Internationally recognized photographer, Giuliano Bekor, holds a portfolio that includes work from the realms of fashion, beauty, celebrity, advertising, and fine art. Giuliano’s photography has been featured in top publications around the globe, and his client list includes an endless file of beauty industry leaders, advertising agencies, celebrities, producers, and artists. With 30 years in the industry, Giuliano has perfected his craft to an exceptional level of expertise. Composed of light, color, space and form, Giuliano brings ideas conceptualized in his own imagination into reality throughout his work. Currently living between New York and Los Angeles, Giuliano is often on the move traveling for work and inspiration. Always the restless visionary, he ceases to continually express his fresh and nuanced style.
For Giuliano Bekor, a photograph is an image that comes into being consciously, composed of light, color, space and form. Like a painter, he sketches, refining ideas through pen and pencil well before the shutter clicks. A camera is strictly a means to an end, a way of making a palpable visual record of an idea that gestates in his mind, gains shape by his hand, and resolves through his eye as it peers through the lens.

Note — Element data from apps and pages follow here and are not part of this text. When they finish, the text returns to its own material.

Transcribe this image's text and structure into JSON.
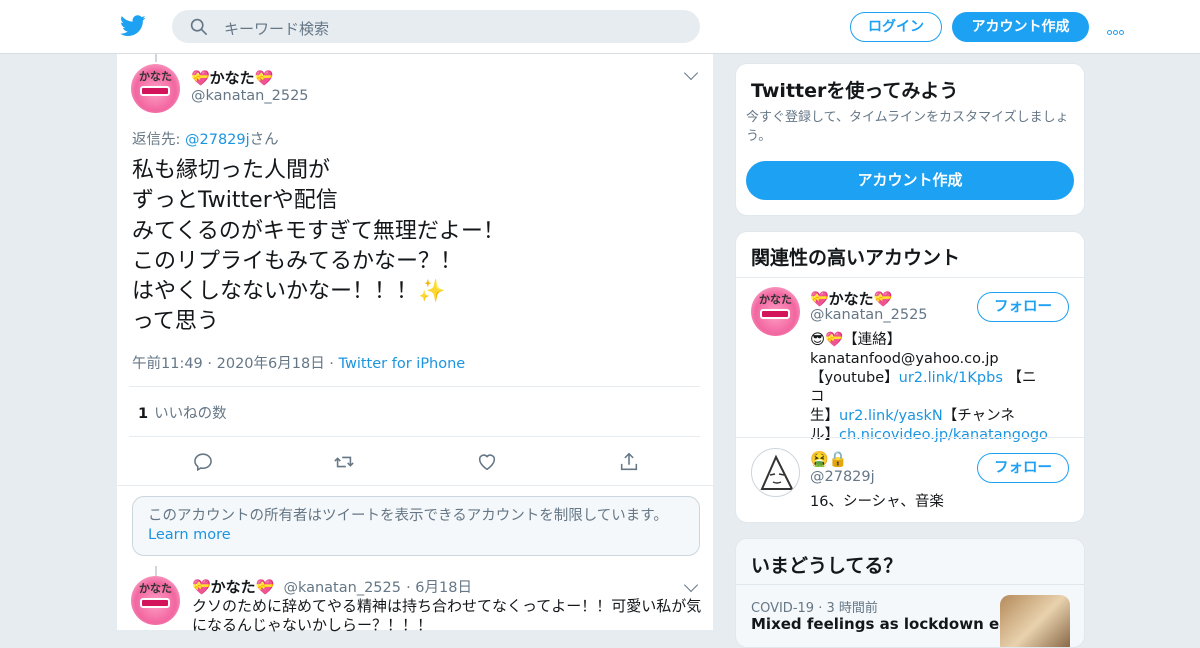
{
  "header": {
    "search_placeholder": "キーワード検索",
    "login_label": "ログイン",
    "signup_label": "アカウント作成",
    "brand_color": "#1da1f2"
  },
  "tweet": {
    "display_name": "💝かなた💝",
    "handle": "@kanatan_2525",
    "reply_prefix": "返信先: ",
    "reply_to": "@27829j",
    "reply_suffix": "さん",
    "text_lines": [
      "私も縁切った人間が",
      "ずっとTwitterや配信",
      "みてくるのがキモすぎて無理だよー！",
      "このリプライもみてるかなー？！",
      "はやくしなないかなー！！！✨",
      "って思う"
    ],
    "time": "午前11:49",
    "date": "2020年6月18日",
    "source": "Twitter for iPhone",
    "like_count": "1",
    "like_label": "いいねの数"
  },
  "notice": {
    "text": "このアカウントの所有者はツイートを表示できるアカウントを制限しています。",
    "link": "Learn more"
  },
  "reply": {
    "display_name": "💝かなた💝",
    "handle": "@kanatan_2525",
    "date": "6月18日",
    "text": "クソのために辞めてやる精神は持ち合わせてなくってよー！！可愛い私が気になるんじゃないかしらー？！！！"
  },
  "sidebar": {
    "signup_card": {
      "title": "Twitterを使ってみよう",
      "subtitle": "今すぐ登録して、タイムラインをカスタマイズしましょう。",
      "button": "アカウント作成"
    },
    "related": {
      "title": "関連性の高いアカウント",
      "follow_label": "フォロー",
      "accounts": [
        {
          "name": "💝かなた💝",
          "handle": "@kanatan_2525",
          "bio_1": "😎💝【連絡】",
          "bio_2": "kanatanfood@yahoo.co.jp",
          "bio_3a": "【youtube】",
          "bio_3b": "ur2.link/1Kpbs",
          "bio_3c": " 【ニコ",
          "bio_4a": "生】",
          "bio_4b": "ur2.link/yaskN",
          "bio_4c": "【チャンネ",
          "bio_5a": "ル】",
          "bio_5b": "ch.nicovideo.jp/kanatangogo"
        },
        {
          "name": "🤮🔒",
          "handle": "@27829j",
          "bio": "16、シーシャ、音楽"
        }
      ]
    },
    "trends": {
      "title": "いまどうしてる？",
      "category": "COVID-19",
      "time": "3 時間前",
      "headline": "Mixed feelings as lockdown eases"
    }
  }
}
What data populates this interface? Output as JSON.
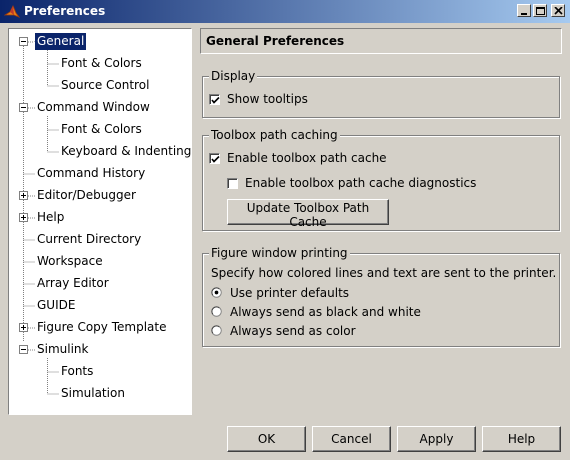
{
  "window": {
    "title": "Preferences"
  },
  "tree": {
    "items": [
      {
        "label": "General",
        "level": 0,
        "expander": "minus",
        "selected": true
      },
      {
        "label": "Font & Colors",
        "level": 1
      },
      {
        "label": "Source Control",
        "level": 1
      },
      {
        "label": "Command Window",
        "level": 0,
        "expander": "minus"
      },
      {
        "label": "Font & Colors",
        "level": 1
      },
      {
        "label": "Keyboard & Indenting",
        "level": 1
      },
      {
        "label": "Command History",
        "level": 0
      },
      {
        "label": "Editor/Debugger",
        "level": 0,
        "expander": "plus"
      },
      {
        "label": "Help",
        "level": 0,
        "expander": "plus"
      },
      {
        "label": "Current Directory",
        "level": 0
      },
      {
        "label": "Workspace",
        "level": 0
      },
      {
        "label": "Array Editor",
        "level": 0
      },
      {
        "label": "GUIDE",
        "level": 0
      },
      {
        "label": "Figure Copy Template",
        "level": 0,
        "expander": "plus"
      },
      {
        "label": "Simulink",
        "level": 0,
        "expander": "minus"
      },
      {
        "label": "Fonts",
        "level": 1
      },
      {
        "label": "Simulation",
        "level": 1
      }
    ]
  },
  "main": {
    "header": "General Preferences",
    "display": {
      "title": "Display",
      "show_tooltips": {
        "label": "Show tooltips",
        "checked": true
      }
    },
    "toolbox": {
      "title": "Toolbox path caching",
      "enable_cache": {
        "label": "Enable toolbox path cache",
        "checked": true
      },
      "enable_diagnostics": {
        "label": "Enable toolbox path cache diagnostics",
        "checked": false
      },
      "update_button": "Update Toolbox Path Cache"
    },
    "printing": {
      "title": "Figure window printing",
      "description": "Specify how colored lines and text are sent to the printer.",
      "options": [
        {
          "label": "Use printer defaults",
          "selected": true
        },
        {
          "label": "Always send as black and white",
          "selected": false
        },
        {
          "label": "Always send as color",
          "selected": false
        }
      ]
    }
  },
  "buttons": {
    "ok": "OK",
    "cancel": "Cancel",
    "apply": "Apply",
    "help": "Help"
  }
}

His subject is the human body, almost always nude. These images delve into the splendor of the body - how it can express the inner meaning of who we are. Limbs, torsos, muscles and bones are exposed as though carved out of a supple, glowing stone that flexes and twists. Many of these photographs feature subjects posed with the eyes obscured, the face covered. If we look closely, Bekor says, we can see that the body is as much a window into the soul as the eyes. This is a gallery of the soul etched into the forms we assume in the physical world. Through exaggerated contrast between light and dark, smooth and textured, vaporous and tactile, Giuliano deliberately filters the extraneous. The camera captures the image, but for Bekor each exposure is a transformation - of himself, his subjects, and us. He is digging into uneasy turf, fraught with tension: masculine/feminine, heroic/cowardly, shameless/shameful, eternal/fleeting. The intensity of detail, the fiercely exquisite perfection of the bodies themselves, the unflinching, scrupulous engagement of the lens, negates all pretense of politeness. Confronted, we are summoned to look. So we must. And we do. And we experience the beautiful human forms we inhabit and the silent, eloquent language they speak.